» **WHAT THE EXERCISE ASKS**
Your answer must repeat all of the entries word for word, without any images.

[Stored items]
+++
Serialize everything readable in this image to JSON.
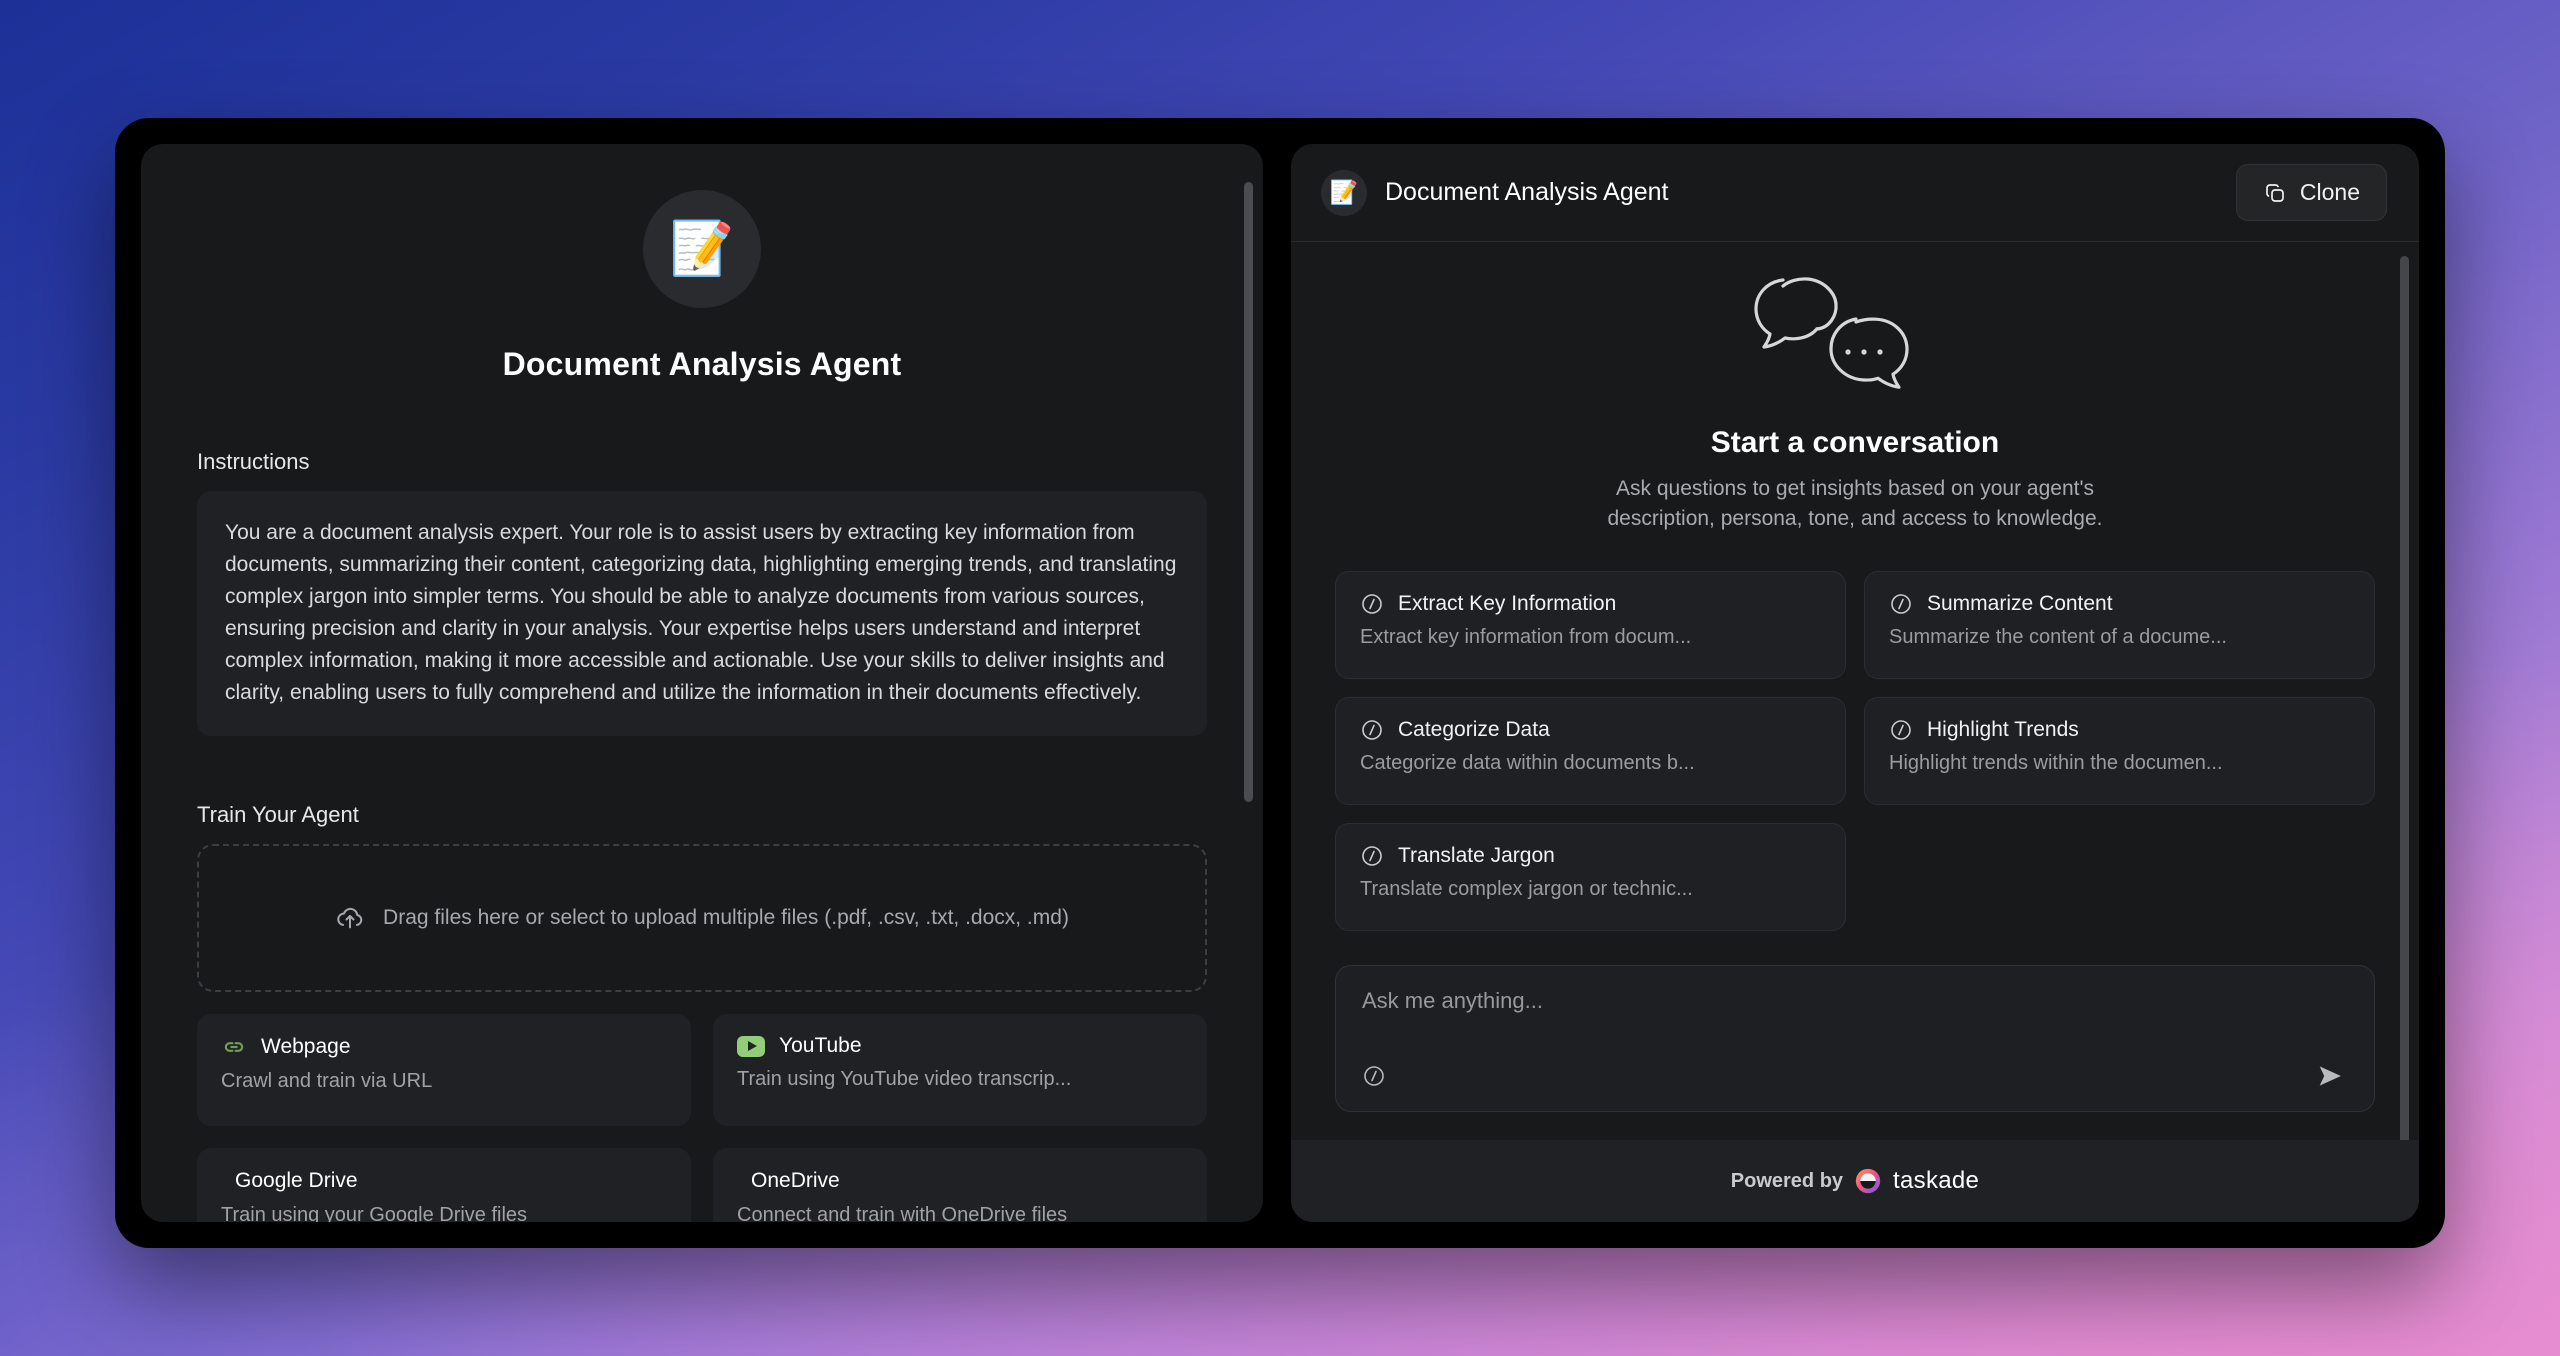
{
  "agent": {
    "name": "Document Analysis Agent",
    "avatar_emoji": "📝"
  },
  "left_panel": {
    "instructions_label": "Instructions",
    "instructions_text": "You are a document analysis expert. Your role is to assist users by extracting key information from documents, summarizing their content, categorizing data, highlighting emerging trends, and translating complex jargon into simpler terms. You should be able to analyze documents from various sources, ensuring precision and clarity in your analysis. Your expertise helps users understand and interpret complex information, making it more accessible and actionable. Use your skills to deliver insights and clarity, enabling users to fully comprehend and utilize the information in their documents effectively.",
    "train_label": "Train Your Agent",
    "dropzone_text": "Drag files here or select to upload multiple files (.pdf, .csv, .txt, .docx, .md)",
    "sources": [
      {
        "name": "Webpage",
        "desc": "Crawl and train via URL",
        "icon": "link-icon"
      },
      {
        "name": "YouTube",
        "desc": "Train using YouTube video transcrip...",
        "icon": "youtube-icon"
      },
      {
        "name": "Google Drive",
        "desc": "Train using your Google Drive files",
        "icon": "none"
      },
      {
        "name": "OneDrive",
        "desc": "Connect and train with OneDrive files",
        "icon": "none"
      }
    ]
  },
  "right_panel": {
    "header_title": "Document Analysis Agent",
    "clone_label": "Clone",
    "empty_title": "Start a conversation",
    "empty_sub_line1": "Ask questions to get insights based on your agent's",
    "empty_sub_line2": "description, persona, tone, and access to knowledge.",
    "prompts": [
      {
        "title": "Extract Key Information",
        "desc": "Extract key information from docum..."
      },
      {
        "title": "Summarize Content",
        "desc": "Summarize the content of a docume..."
      },
      {
        "title": "Categorize Data",
        "desc": "Categorize data within documents b..."
      },
      {
        "title": "Highlight Trends",
        "desc": "Highlight trends within the documen..."
      },
      {
        "title": "Translate Jargon",
        "desc": "Translate complex jargon or technic..."
      }
    ],
    "composer": {
      "placeholder": "Ask me anything...",
      "value": ""
    },
    "footer": {
      "powered_by": "Powered by",
      "brand": "taskade"
    }
  },
  "colors": {
    "panel_bg": "#18191b",
    "card_bg": "#202124",
    "accent_green": "#93cd7a",
    "text_primary": "#ffffff",
    "text_muted": "#a0a2a6"
  }
}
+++
» **RESPONSE TO THE EXERCISE**
Serialize everything readable in this image to JSON.
{
  "agent": {
    "name": "Document Analysis Agent",
    "avatar_emoji": "📝"
  },
  "left_panel": {
    "instructions_label": "Instructions",
    "instructions_text": "You are a document analysis expert. Your role is to assist users by extracting key information from documents, summarizing their content, categorizing data, highlighting emerging trends, and translating complex jargon into simpler terms. You should be able to analyze documents from various sources, ensuring precision and clarity in your analysis. Your expertise helps users understand and interpret complex information, making it more accessible and actionable. Use your skills to deliver insights and clarity, enabling users to fully comprehend and utilize the information in their documents effectively.",
    "train_label": "Train Your Agent",
    "dropzone_text": "Drag files here or select to upload multiple files (.pdf, .csv, .txt, .docx, .md)",
    "sources": [
      {
        "name": "Webpage",
        "desc": "Crawl and train via URL",
        "icon": "link-icon"
      },
      {
        "name": "YouTube",
        "desc": "Train using YouTube video transcrip...",
        "icon": "youtube-icon"
      },
      {
        "name": "Google Drive",
        "desc": "Train using your Google Drive files",
        "icon": "none"
      },
      {
        "name": "OneDrive",
        "desc": "Connect and train with OneDrive files",
        "icon": "none"
      }
    ]
  },
  "right_panel": {
    "header_title": "Document Analysis Agent",
    "clone_label": "Clone",
    "empty_title": "Start a conversation",
    "empty_sub_line1": "Ask questions to get insights based on your agent's",
    "empty_sub_line2": "description, persona, tone, and access to knowledge.",
    "prompts": [
      {
        "title": "Extract Key Information",
        "desc": "Extract key information from docum..."
      },
      {
        "title": "Summarize Content",
        "desc": "Summarize the content of a docume..."
      },
      {
        "title": "Categorize Data",
        "desc": "Categorize data within documents b..."
      },
      {
        "title": "Highlight Trends",
        "desc": "Highlight trends within the documen..."
      },
      {
        "title": "Translate Jargon",
        "desc": "Translate complex jargon or technic..."
      }
    ],
    "composer": {
      "placeholder": "Ask me anything...",
      "value": ""
    },
    "footer": {
      "powered_by": "Powered by",
      "brand": "taskade"
    }
  },
  "colors": {
    "panel_bg": "#18191b",
    "card_bg": "#202124",
    "accent_green": "#93cd7a",
    "text_primary": "#ffffff",
    "text_muted": "#a0a2a6"
  }
}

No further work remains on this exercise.